What to work on ->
What is needed is a word-for-word copy of all the entries, minus the pictures.

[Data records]
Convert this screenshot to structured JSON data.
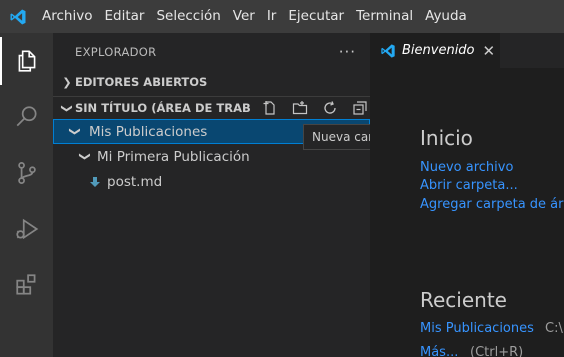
{
  "menu": [
    "Archivo",
    "Editar",
    "Selección",
    "Ver",
    "Ir",
    "Ejecutar",
    "Terminal",
    "Ayuda"
  ],
  "sidebar": {
    "title": "EXPLORADOR",
    "more": "···",
    "section_open_editors": "EDITORES ABIERTOS",
    "section_workspace": "SIN TÍTULO (ÁREA DE TRAB...",
    "tree": {
      "folder1": "Mis Publicaciones",
      "folder2": "Mi Primera Publicación",
      "file1": "post.md"
    }
  },
  "tooltip": "Nueva carpeta",
  "tab": {
    "label": "Bienvenido",
    "close": "✕"
  },
  "welcome": {
    "start_heading": "Inicio",
    "new_file": "Nuevo archivo",
    "open_folder": "Abrir carpeta...",
    "add_workspace_folder": "Agregar carpeta de área",
    "recent_heading": "Reciente",
    "recent_item": "Mis Publicaciones",
    "recent_path": "C:\\",
    "more": "Más...",
    "more_shortcut": "(Ctrl+R)"
  },
  "colors": {
    "accent": "#007acc",
    "link": "#3794ff",
    "selection": "#094771"
  }
}
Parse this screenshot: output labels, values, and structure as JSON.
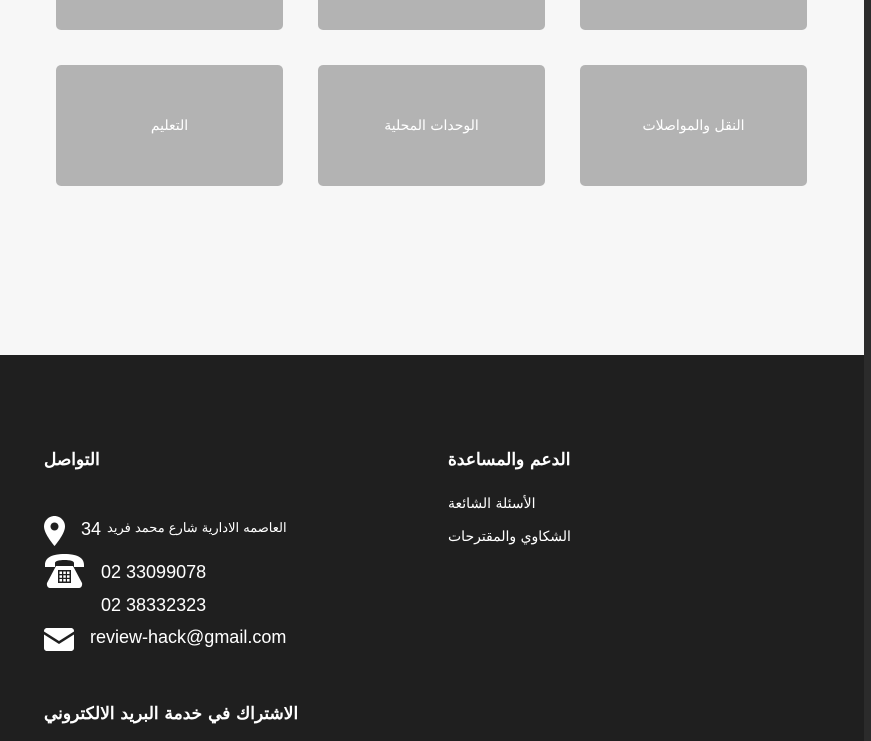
{
  "categories": {
    "top_row": [
      "",
      "",
      ""
    ],
    "bottom_row": [
      "التعليم",
      "الوحدات المحلية",
      "النقل والمواصلات"
    ]
  },
  "footer": {
    "contact": {
      "heading": "التواصل",
      "address_number": "34",
      "address_text": "العاصمه الادارية شارع محمد فريد",
      "phone_1": "02 33099078",
      "phone_2": "02 38332323",
      "email": "review-hack@gmail.com",
      "icons": [
        "location-pin-icon",
        "telephone-icon",
        "envelope-icon"
      ]
    },
    "support": {
      "heading": "الدعم والمساعدة",
      "links": [
        "الأسئلة الشائعة",
        "الشكاوي والمقترحات"
      ]
    },
    "newsletter": {
      "heading": "الاشتراك في خدمة البريد الالكتروني"
    }
  },
  "colors": {
    "page_bg": "#f7f7f7",
    "tile_bg": "#b3b3b3",
    "footer_bg": "#1f1f1f",
    "text_light": "#ffffff"
  }
}
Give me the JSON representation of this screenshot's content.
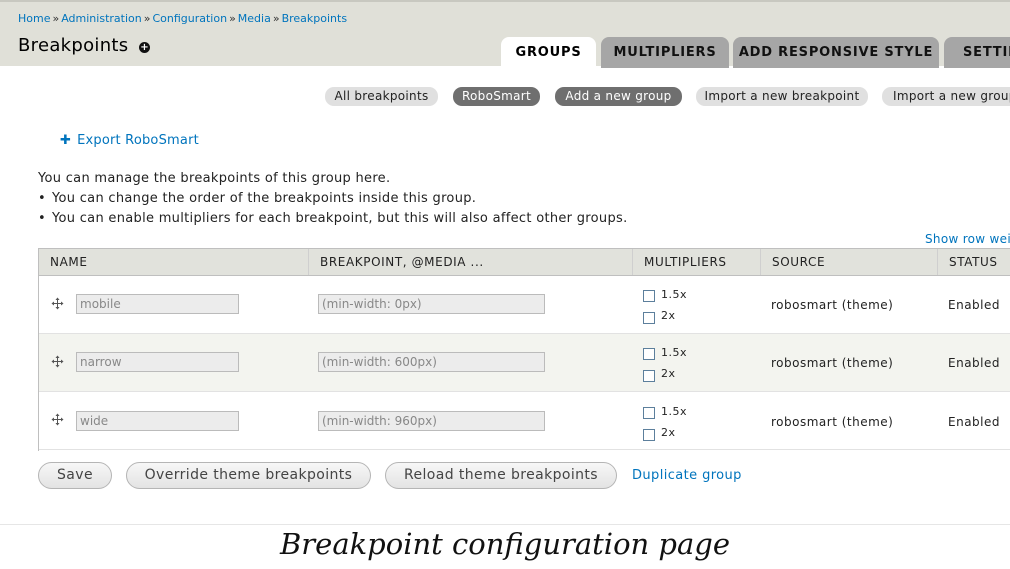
{
  "breadcrumb": [
    "Home",
    "Administration",
    "Configuration",
    "Media",
    "Breakpoints"
  ],
  "breadcrumb_sep": "»",
  "page_title": "Breakpoints",
  "tabs": [
    {
      "label": "GROUPS",
      "active": true
    },
    {
      "label": "MULTIPLIERS",
      "active": false
    },
    {
      "label": "ADD RESPONSIVE STYLE",
      "active": false
    },
    {
      "label": "SETTIN",
      "active": false
    }
  ],
  "actions": [
    {
      "label": "All breakpoints",
      "active": false
    },
    {
      "label": "RoboSmart",
      "active": true
    },
    {
      "label": "Add a new group",
      "active": true
    },
    {
      "label": "Import a new breakpoint",
      "active": false
    },
    {
      "label": "Import a new group",
      "active": false
    }
  ],
  "export_link": "Export RoboSmart",
  "description": {
    "intro": "You can manage the breakpoints of this group here.",
    "bullets": [
      "You can change the order of the breakpoints inside this group.",
      "You can enable multipliers for each breakpoint, but this will also affect other groups."
    ]
  },
  "show_row_weights": "Show row weig",
  "table": {
    "headers": [
      "NAME",
      "BREAKPOINT, @MEDIA ...",
      "MULTIPLIERS",
      "SOURCE",
      "STATUS"
    ],
    "rows": [
      {
        "name": "mobile",
        "media": "(min-width: 0px)",
        "multipliers": [
          "1.5x",
          "2x"
        ],
        "source": "robosmart (theme)",
        "status": "Enabled"
      },
      {
        "name": "narrow",
        "media": "(min-width: 600px)",
        "multipliers": [
          "1.5x",
          "2x"
        ],
        "source": "robosmart (theme)",
        "status": "Enabled"
      },
      {
        "name": "wide",
        "media": "(min-width: 960px)",
        "multipliers": [
          "1.5x",
          "2x"
        ],
        "source": "robosmart (theme)",
        "status": "Enabled"
      }
    ]
  },
  "buttons": {
    "save": "Save",
    "override": "Override theme breakpoints",
    "reload": "Reload theme breakpoints",
    "duplicate": "Duplicate group"
  },
  "caption": "Breakpoint configuration page",
  "colors": {
    "link": "#0074bd",
    "header_bg": "#e0e0d8",
    "tab_inactive": "#a6a6a6",
    "pill_active": "#6f6f6f"
  },
  "icons": {
    "title_add": "plus-circle-icon",
    "row_drag": "move-arrows-icon",
    "export": "plus-icon"
  }
}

Finished task ->
Convert this screenshot to structured JSON data.
{
  "menu": [
    "Archivo",
    "Editar",
    "Selección",
    "Ver",
    "Ir",
    "Ejecutar",
    "Terminal",
    "Ayuda"
  ],
  "sidebar": {
    "title": "EXPLORADOR",
    "more": "···",
    "section_open_editors": "EDITORES ABIERTOS",
    "section_workspace": "SIN TÍTULO (ÁREA DE TRAB...",
    "tree": {
      "folder1": "Mis Publicaciones",
      "folder2": "Mi Primera Publicación",
      "file1": "post.md"
    }
  },
  "tooltip": "Nueva carpeta",
  "tab": {
    "label": "Bienvenido",
    "close": "✕"
  },
  "welcome": {
    "start_heading": "Inicio",
    "new_file": "Nuevo archivo",
    "open_folder": "Abrir carpeta...",
    "add_workspace_folder": "Agregar carpeta de área",
    "recent_heading": "Reciente",
    "recent_item": "Mis Publicaciones",
    "recent_path": "C:\\",
    "more": "Más...",
    "more_shortcut": "(Ctrl+R)"
  },
  "colors": {
    "accent": "#007acc",
    "link": "#3794ff",
    "selection": "#094771"
  }
}
Parse this screenshot: output labels, values, and structure as JSON.
{
  "categories": {
    "top_row": [
      "",
      "",
      ""
    ],
    "bottom_row": [
      "التعليم",
      "الوحدات المحلية",
      "النقل والمواصلات"
    ]
  },
  "footer": {
    "contact": {
      "heading": "التواصل",
      "address_number": "34",
      "address_text": "العاصمه الادارية شارع محمد فريد",
      "phone_1": "02 33099078",
      "phone_2": "02 38332323",
      "email": "review-hack@gmail.com",
      "icons": [
        "location-pin-icon",
        "telephone-icon",
        "envelope-icon"
      ]
    },
    "support": {
      "heading": "الدعم والمساعدة",
      "links": [
        "الأسئلة الشائعة",
        "الشكاوي والمقترحات"
      ]
    },
    "newsletter": {
      "heading": "الاشتراك في خدمة البريد الالكتروني"
    }
  },
  "colors": {
    "page_bg": "#f7f7f7",
    "tile_bg": "#b3b3b3",
    "footer_bg": "#1f1f1f",
    "text_light": "#ffffff"
  }
}
Give me the JSON representation of this screenshot's content.
{
  "breadcrumb": [
    "Home",
    "Administration",
    "Configuration",
    "Media",
    "Breakpoints"
  ],
  "breadcrumb_sep": "»",
  "page_title": "Breakpoints",
  "tabs": [
    {
      "label": "GROUPS",
      "active": true
    },
    {
      "label": "MULTIPLIERS",
      "active": false
    },
    {
      "label": "ADD RESPONSIVE STYLE",
      "active": false
    },
    {
      "label": "SETTIN",
      "active": false
    }
  ],
  "actions": [
    {
      "label": "All breakpoints",
      "active": false
    },
    {
      "label": "RoboSmart",
      "active": true
    },
    {
      "label": "Add a new group",
      "active": true
    },
    {
      "label": "Import a new breakpoint",
      "active": false
    },
    {
      "label": "Import a new group",
      "active": false
    }
  ],
  "export_link": "Export RoboSmart",
  "description": {
    "intro": "You can manage the breakpoints of this group here.",
    "bullets": [
      "You can change the order of the breakpoints inside this group.",
      "You can enable multipliers for each breakpoint, but this will also affect other groups."
    ]
  },
  "show_row_weights": "Show row weig",
  "table": {
    "headers": [
      "NAME",
      "BREAKPOINT, @MEDIA ...",
      "MULTIPLIERS",
      "SOURCE",
      "STATUS"
    ],
    "rows": [
      {
        "name": "mobile",
        "media": "(min-width: 0px)",
        "multipliers": [
          "1.5x",
          "2x"
        ],
        "source": "robosmart (theme)",
        "status": "Enabled"
      },
      {
        "name": "narrow",
        "media": "(min-width: 600px)",
        "multipliers": [
          "1.5x",
          "2x"
        ],
        "source": "robosmart (theme)",
        "status": "Enabled"
      },
      {
        "name": "wide",
        "media": "(min-width: 960px)",
        "multipliers": [
          "1.5x",
          "2x"
        ],
        "source": "robosmart (theme)",
        "status": "Enabled"
      }
    ]
  },
  "buttons": {
    "save": "Save",
    "override": "Override theme breakpoints",
    "reload": "Reload theme breakpoints",
    "duplicate": "Duplicate group"
  },
  "caption": "Breakpoint configuration page",
  "colors": {
    "link": "#0074bd",
    "header_bg": "#e0e0d8",
    "tab_inactive": "#a6a6a6",
    "pill_active": "#6f6f6f"
  },
  "icons": {
    "title_add": "plus-circle-icon",
    "row_drag": "move-arrows-icon",
    "export": "plus-icon"
  }
}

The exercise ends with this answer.